On another tack, and being a lover of the genre of the western since I was a child (and they were often all that was on the TV it seems in my memory) Jim Jarmusch made close to my favourite - Dead Man. 

Still barking on about poetry, I have been much enjoying Norman MacCaig's work of late. If you're a birder check out "Ringed Plover by a water's edge" - the sort of stuff I use in my work, but also hugely enjoy.

The garden is suddenly full of Goldfinches in this cold snap, seven; rarely have we had that many except as a family party, it might even be close to the record, I will have to check my stats. One is ringed, I will have to try and read it.

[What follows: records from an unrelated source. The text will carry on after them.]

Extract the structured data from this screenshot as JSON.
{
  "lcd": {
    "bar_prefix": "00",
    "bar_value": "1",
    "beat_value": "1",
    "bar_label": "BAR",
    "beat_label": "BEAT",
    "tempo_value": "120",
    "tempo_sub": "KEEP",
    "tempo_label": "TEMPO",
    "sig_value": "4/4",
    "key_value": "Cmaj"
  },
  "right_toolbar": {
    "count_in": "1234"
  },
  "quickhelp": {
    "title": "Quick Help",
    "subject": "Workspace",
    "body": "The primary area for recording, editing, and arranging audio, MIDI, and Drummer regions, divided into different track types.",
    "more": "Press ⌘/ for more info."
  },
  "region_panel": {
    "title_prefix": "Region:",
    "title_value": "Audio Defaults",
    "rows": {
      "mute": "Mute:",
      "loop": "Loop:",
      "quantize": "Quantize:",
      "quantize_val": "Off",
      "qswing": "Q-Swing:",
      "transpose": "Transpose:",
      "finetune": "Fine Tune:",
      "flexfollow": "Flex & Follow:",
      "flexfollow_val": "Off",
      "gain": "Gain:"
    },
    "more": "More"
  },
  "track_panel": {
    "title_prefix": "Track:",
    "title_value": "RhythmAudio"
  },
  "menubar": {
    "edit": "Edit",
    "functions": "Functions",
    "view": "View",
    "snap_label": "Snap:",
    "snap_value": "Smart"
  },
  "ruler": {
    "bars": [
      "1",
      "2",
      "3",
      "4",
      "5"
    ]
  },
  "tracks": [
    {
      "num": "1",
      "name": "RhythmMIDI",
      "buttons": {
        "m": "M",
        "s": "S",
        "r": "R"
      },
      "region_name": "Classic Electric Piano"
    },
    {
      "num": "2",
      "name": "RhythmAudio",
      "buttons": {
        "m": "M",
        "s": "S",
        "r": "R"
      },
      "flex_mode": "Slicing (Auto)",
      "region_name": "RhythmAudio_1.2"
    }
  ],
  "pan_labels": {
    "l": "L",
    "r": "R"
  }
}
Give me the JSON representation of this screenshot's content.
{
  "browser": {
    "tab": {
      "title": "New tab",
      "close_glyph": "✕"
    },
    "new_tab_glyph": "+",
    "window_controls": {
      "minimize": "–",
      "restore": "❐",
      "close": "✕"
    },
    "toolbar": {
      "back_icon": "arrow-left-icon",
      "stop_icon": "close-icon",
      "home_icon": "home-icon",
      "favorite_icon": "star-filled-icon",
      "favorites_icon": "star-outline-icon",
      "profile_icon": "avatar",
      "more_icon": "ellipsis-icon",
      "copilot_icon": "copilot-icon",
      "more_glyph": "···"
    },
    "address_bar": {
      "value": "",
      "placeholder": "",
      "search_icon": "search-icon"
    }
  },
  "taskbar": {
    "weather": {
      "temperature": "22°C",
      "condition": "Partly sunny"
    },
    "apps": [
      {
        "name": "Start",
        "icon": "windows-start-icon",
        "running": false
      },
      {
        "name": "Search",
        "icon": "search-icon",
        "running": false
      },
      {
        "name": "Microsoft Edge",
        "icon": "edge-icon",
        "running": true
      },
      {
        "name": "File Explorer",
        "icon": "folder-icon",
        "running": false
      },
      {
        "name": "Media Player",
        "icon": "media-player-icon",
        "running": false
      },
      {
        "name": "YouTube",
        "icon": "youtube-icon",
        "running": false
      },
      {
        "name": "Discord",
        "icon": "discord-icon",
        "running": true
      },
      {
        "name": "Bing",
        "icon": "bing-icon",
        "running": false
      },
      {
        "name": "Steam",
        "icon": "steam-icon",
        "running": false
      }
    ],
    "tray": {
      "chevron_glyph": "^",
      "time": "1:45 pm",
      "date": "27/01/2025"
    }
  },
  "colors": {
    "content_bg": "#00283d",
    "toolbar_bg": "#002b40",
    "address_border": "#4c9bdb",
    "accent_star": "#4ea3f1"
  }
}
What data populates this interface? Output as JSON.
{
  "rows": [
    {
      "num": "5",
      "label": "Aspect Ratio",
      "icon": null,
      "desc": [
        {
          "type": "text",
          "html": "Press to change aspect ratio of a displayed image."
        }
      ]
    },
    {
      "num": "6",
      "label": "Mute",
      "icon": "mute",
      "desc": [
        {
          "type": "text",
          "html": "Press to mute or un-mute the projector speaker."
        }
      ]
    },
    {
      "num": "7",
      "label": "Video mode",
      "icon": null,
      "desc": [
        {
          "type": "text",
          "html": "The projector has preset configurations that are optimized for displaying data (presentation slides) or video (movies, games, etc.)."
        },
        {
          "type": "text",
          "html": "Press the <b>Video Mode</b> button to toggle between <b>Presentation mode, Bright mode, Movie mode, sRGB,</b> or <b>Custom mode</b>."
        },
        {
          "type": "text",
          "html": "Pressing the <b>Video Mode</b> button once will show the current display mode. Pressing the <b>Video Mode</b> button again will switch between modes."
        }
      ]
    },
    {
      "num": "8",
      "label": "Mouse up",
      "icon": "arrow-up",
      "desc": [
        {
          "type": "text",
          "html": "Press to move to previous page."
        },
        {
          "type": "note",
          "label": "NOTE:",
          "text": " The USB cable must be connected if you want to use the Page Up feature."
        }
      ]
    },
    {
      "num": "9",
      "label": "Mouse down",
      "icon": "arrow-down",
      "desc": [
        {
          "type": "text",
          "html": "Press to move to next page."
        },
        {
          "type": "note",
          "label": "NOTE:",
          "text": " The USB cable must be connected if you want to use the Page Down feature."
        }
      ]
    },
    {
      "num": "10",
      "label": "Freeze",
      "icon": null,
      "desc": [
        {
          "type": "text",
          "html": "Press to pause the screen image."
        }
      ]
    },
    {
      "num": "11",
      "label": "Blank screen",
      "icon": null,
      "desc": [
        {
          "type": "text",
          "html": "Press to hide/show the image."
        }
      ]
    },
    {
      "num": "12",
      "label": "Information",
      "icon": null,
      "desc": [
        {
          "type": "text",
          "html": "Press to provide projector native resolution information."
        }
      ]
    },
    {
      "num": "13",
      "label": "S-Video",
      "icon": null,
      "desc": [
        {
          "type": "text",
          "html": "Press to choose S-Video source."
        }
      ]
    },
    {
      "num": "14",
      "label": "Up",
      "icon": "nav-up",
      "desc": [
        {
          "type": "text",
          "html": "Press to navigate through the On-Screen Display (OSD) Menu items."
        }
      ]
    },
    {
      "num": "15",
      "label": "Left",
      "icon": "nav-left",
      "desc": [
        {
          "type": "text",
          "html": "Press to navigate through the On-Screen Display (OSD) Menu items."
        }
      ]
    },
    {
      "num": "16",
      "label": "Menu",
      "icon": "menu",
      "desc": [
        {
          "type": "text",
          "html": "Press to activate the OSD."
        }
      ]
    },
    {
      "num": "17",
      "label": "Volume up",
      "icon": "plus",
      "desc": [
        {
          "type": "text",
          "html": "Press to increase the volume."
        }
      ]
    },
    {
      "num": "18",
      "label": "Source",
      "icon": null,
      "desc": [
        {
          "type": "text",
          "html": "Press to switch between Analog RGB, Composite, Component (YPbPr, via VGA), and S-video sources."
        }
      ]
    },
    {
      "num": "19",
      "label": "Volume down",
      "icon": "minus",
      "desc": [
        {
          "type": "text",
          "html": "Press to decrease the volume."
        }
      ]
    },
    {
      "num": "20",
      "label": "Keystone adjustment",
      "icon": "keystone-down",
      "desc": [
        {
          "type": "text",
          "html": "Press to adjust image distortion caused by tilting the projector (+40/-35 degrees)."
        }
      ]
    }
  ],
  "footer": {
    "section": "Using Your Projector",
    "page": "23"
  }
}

A highlight this week was to learn that the Ichneumonidae - wasps, parasitic ones - that I sent off to the expert at the Natural History Museum, having laboured at their ID and failed, have been identified. These were all of the nocturnal, testaceous ones that frequently turn up in my moth trap. They tend to parasitise moths. They are the devil to identify. I had laboured and surrendered. At least one of these, if not all three, are new to the county (I might have just got pipped at the post, but as I didn't ID them myself I'm not so bothered). Many thanks to GB for identifying them.


Ophion parvulus

Now for some wintry stuff photographed around here the last few days:



















Saturday, 20 January 2018

Long time, no post

Busy time New Year, especially this time as it was someone's important birthday.



Skaill Beach

This was just down the beach.

In the next few days there were a few good birds including a Green-winged Teal and Iceland Gull.

Tame and smart Herring Gull at Stromness

I had a few visits to Stromness to try and see the Kingfisher there, unsuccessfully. Other bits and pieces but no Kingfisher. 

Buzzard P hanging around this month.

Dead Mute chick, cuse unknown

 The Shunan

 Loch of Harray, Howaback

Loch of Bosquoy

 Sleepy hound.

I cannot understand why someone would do this, sharpen the plough? Practice straight lines?


Winter Moth, first insect ID of the year.


Glaucous at the PDC - shopping expedition.